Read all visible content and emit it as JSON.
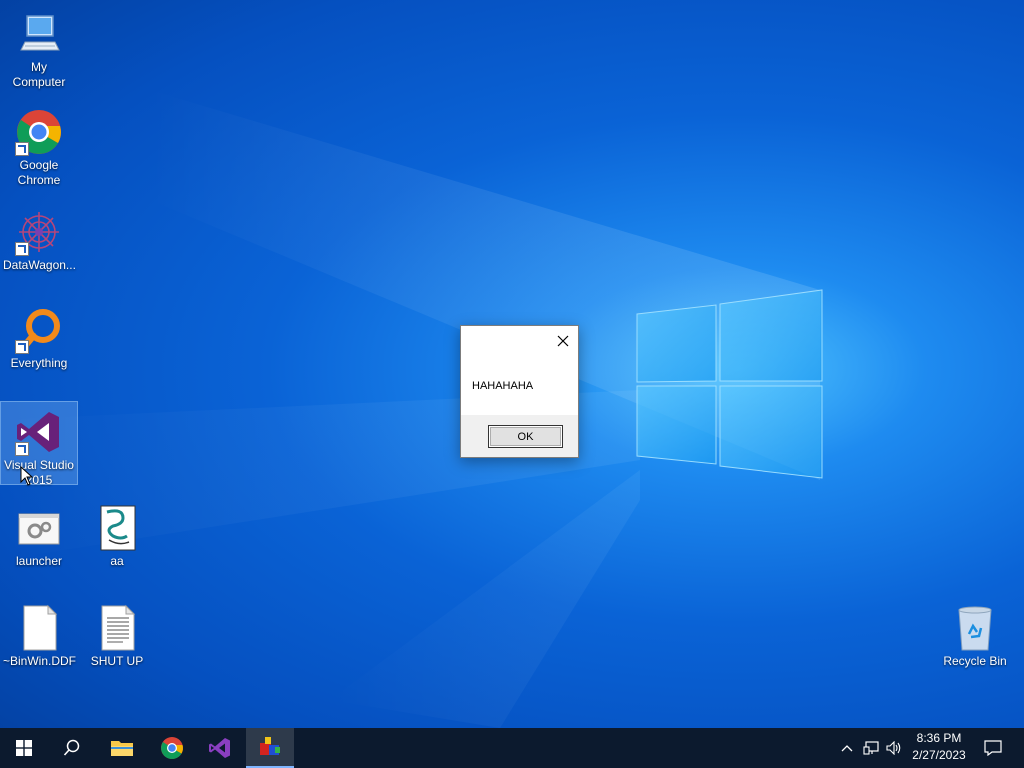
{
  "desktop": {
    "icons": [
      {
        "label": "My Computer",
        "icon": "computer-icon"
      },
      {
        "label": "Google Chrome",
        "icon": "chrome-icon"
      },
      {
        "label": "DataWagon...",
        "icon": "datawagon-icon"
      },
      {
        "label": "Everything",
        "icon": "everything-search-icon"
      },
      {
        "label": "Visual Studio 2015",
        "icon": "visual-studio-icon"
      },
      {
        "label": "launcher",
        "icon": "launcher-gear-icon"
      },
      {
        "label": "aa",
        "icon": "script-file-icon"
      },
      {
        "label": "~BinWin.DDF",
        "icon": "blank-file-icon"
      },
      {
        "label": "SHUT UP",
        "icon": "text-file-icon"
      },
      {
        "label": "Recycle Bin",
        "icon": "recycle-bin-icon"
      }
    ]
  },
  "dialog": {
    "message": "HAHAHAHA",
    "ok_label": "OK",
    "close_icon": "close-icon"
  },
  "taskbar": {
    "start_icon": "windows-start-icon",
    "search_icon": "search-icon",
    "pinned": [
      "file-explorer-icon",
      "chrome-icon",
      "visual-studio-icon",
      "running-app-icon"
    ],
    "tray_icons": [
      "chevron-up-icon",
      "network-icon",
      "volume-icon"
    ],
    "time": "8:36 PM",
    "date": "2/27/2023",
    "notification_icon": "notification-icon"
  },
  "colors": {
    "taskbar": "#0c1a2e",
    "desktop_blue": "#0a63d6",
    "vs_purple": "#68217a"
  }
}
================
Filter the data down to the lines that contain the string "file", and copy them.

        "icon": "script-file-icon"
        "icon": "blank-file-icon"
        "icon": "text-file-icon"
      "file-explorer-icon",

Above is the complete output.